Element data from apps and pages
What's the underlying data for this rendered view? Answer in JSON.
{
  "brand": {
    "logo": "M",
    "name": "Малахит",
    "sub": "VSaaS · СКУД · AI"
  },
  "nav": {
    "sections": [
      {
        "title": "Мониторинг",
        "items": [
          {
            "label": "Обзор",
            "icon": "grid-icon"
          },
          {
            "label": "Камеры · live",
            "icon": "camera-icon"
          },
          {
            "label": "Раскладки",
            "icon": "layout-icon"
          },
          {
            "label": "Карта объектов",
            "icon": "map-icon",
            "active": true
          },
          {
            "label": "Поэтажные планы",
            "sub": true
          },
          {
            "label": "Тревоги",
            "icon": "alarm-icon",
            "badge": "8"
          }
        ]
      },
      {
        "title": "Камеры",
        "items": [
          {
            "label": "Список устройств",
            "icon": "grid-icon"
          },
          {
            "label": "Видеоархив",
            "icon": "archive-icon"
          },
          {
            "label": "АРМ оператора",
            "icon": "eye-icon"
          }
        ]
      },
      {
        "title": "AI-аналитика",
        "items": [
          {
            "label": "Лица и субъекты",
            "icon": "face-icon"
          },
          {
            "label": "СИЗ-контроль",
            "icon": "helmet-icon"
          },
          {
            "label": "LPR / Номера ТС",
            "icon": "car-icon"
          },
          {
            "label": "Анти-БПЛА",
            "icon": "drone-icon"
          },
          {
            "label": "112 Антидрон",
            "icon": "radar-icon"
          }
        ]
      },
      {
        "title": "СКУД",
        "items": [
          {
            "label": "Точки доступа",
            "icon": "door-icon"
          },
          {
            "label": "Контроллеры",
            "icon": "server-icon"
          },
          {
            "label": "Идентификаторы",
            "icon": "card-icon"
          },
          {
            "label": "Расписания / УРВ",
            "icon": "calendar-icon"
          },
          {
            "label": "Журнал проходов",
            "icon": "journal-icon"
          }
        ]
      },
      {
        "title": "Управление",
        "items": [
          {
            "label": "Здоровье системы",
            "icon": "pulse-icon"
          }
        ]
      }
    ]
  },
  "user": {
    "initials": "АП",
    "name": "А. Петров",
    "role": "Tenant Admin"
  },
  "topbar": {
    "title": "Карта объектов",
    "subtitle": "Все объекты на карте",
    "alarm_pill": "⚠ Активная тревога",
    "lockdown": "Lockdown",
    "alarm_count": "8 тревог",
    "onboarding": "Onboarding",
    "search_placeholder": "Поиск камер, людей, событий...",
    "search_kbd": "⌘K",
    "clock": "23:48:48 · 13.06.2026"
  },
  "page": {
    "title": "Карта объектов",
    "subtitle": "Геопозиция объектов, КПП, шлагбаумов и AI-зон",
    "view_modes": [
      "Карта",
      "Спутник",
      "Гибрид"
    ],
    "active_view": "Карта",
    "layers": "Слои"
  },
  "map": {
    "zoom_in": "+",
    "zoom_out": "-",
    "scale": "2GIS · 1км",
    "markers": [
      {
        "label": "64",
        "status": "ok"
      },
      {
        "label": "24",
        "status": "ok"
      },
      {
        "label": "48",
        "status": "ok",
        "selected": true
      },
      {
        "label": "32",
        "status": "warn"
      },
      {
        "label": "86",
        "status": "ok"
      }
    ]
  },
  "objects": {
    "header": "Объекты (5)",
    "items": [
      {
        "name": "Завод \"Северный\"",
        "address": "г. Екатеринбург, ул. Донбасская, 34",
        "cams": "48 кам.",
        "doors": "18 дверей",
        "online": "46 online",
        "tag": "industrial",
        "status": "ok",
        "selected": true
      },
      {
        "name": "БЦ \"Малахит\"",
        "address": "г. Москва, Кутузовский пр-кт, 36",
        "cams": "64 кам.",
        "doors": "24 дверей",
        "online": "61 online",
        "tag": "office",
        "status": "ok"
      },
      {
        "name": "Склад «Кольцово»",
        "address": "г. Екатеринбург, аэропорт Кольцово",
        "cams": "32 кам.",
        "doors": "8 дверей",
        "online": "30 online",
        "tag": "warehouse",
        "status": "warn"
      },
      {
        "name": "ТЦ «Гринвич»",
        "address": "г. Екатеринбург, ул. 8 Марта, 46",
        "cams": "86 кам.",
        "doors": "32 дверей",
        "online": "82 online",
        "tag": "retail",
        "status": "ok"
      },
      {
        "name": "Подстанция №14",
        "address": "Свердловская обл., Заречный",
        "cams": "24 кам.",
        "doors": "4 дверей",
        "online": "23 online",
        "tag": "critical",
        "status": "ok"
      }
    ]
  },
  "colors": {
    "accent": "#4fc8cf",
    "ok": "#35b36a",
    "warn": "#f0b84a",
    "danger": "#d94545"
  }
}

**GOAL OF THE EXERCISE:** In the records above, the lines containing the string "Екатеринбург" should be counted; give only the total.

**RESPONSE BOX:** 3